Russia's Last Soviet Spy Plane Still Flying High
09:57 21.09.2015(updated 10:12 21.09.2015)
The Soviet-made M-55 Geophysica reconnaissance plane has often been compared to the infamous US Lockheed U-2 spy aircraft in terms of technical characteristics; it has undergone several makeovers and may soon be replaced with a drone, the Russian media reported.
Although some experts have been quick to draw parallels between the Soviet-made M-55 Geophysica reconnaissance plane and the US Lockheed U-2 spy plane in terms of technical characteristics, others believe that it is irrelevant to compare the two aircraft.
The M-55, codenamed 'Mystic 'by NATO, is a single-seat high altitude geophysical research aircraft which was developed by the Myasishchev Design Bureau in the Soviet Union.
The history of the plane's creation goes back to the 1960s, when the United States unveiled a spate of programs to develop high altitude reconnaissance balloons which were used to gather information over the USSR and People's Republic of China.
To counter these balloons, the Myasishchev Design Bureau proposed Subject 34, nicknamed 'Chaika' (Russian for 'seagull') due to its inverted gull wing design.
In the late 1970s, the design of the Chaika was adapted as a reconnaissance aircraft. It emerged as the Myasishchev M-17 Stratosphera plane, which featured a revised airframe, including straight tapered wings.
The plane, codenamed Mystic-A by NATO, first flew on May 26, 1982 and was used for exploring the Ozone layer over Antarctica in 1992. The M-17 set a total of 12 FAI World Records, including on March 28, 1990, when the aircraft set an altitude record of 21,830 meters (71,620 feet).
In 1987, the M-17 was replaced with the M-17RN, later known as the M-55 Geophysica and dubbed Mystic-B by NATO. First flown on August 16, 1988, the M-55 airframe was further revised. It featured a longer fuselage pod housing two un-reheated turbojet engines; it had shorter span wings and comprehensive sensor payload.
The 23-meter-long plane has a wingspan of more than 37 meters and a cruise speed of 750 kilometers per hour. The plane is able to stay in flight for 6.5 hours, and its pilot is even able to have meals while flying using special food tubes.
The M-55 set a total of 15 FAI World Records, and all of them still stand today. One M-55 took part in a study of the Arctic stratosphere between 1996 and 1997, with similar experiments performed in Antarctica during 1999.

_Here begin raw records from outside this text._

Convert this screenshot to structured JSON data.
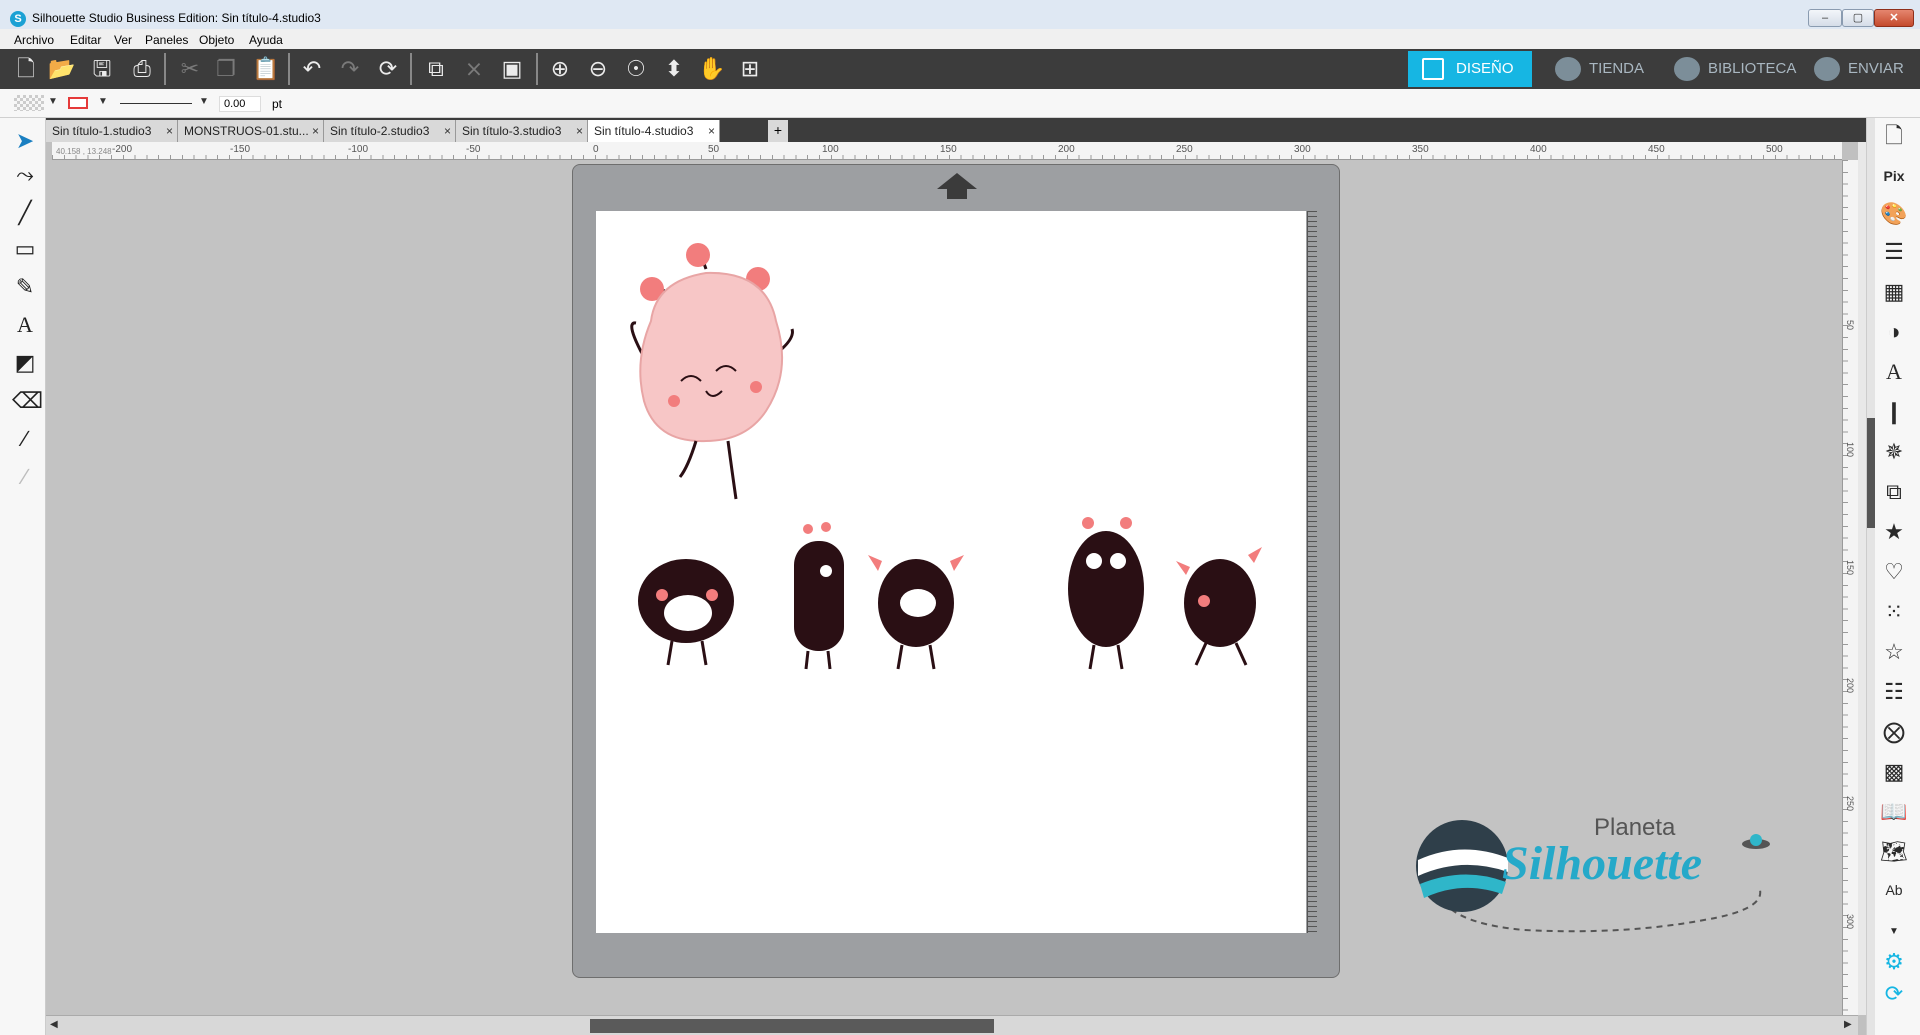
{
  "window": {
    "title": "Silhouette Studio Business Edition: Sin título-4.studio3",
    "controls": {
      "minimize": "–",
      "maximize": "▢",
      "close": "✕"
    }
  },
  "menu": [
    "Archivo",
    "Editar",
    "Ver",
    "Paneles",
    "Objeto",
    "Ayuda"
  ],
  "toolbar": {
    "icons": [
      "new-document-icon",
      "open-folder-icon",
      "save-icon",
      "print-icon",
      "cut-icon",
      "copy-icon",
      "paste-icon",
      "undo-icon",
      "redo-icon",
      "refresh-icon",
      "group-icon",
      "ungroup-icon",
      "trace-icon",
      "zoom-in-icon",
      "zoom-out-icon",
      "zoom-fit-icon",
      "move-down-icon",
      "pan-hand-icon",
      "add-page-icon"
    ],
    "nav": {
      "diseno": "DISEÑO",
      "tienda": "TIENDA",
      "biblioteca": "BIBLIOTECA",
      "enviar": "ENVIAR"
    },
    "accent_color": "#16b6e3"
  },
  "properties": {
    "stroke_width": "0.00",
    "stroke_unit": "pt",
    "line_color": "#e53a3a"
  },
  "tabs": [
    {
      "label": "Sin título-1.studio3",
      "active": false
    },
    {
      "label": "MONSTRUOS-01.stu...",
      "active": false
    },
    {
      "label": "Sin título-2.studio3",
      "active": false
    },
    {
      "label": "Sin título-3.studio3",
      "active": false
    },
    {
      "label": "Sin título-4.studio3",
      "active": true
    }
  ],
  "tab_add": "+",
  "tab_close": "×",
  "ruler": {
    "coordinate": "40.158 , 13.248",
    "h_labels": [
      "-200",
      "-150",
      "-100",
      "-50",
      "0",
      "50",
      "100",
      "150",
      "200",
      "250",
      "300",
      "350",
      "400",
      "450",
      "500"
    ],
    "v_labels": [
      "50",
      "100",
      "150",
      "200",
      "250",
      "300"
    ]
  },
  "watermark": {
    "line1": "Planeta",
    "line2": "Silhouette"
  },
  "colors": {
    "monster_pink": "#f7c6c6",
    "monster_dot": "#f27d7d",
    "monster_dark": "#2a0f14"
  }
}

On the whole, the current role of the Mystic-B is to conduct environmental sampling missions or high-altitude research and endurance flights. Right now, only one such plane remains in service in Russia.
A new version of the M-55 is reportedly being developed, with wingroot mounted engines installed in a conventional fuselage carrying a sweptback tail unit. Also, there are reports that the next incarnation of the plane will be an unmanned aerial vehicle.
|Join the GlobalSecurity.org mailing list|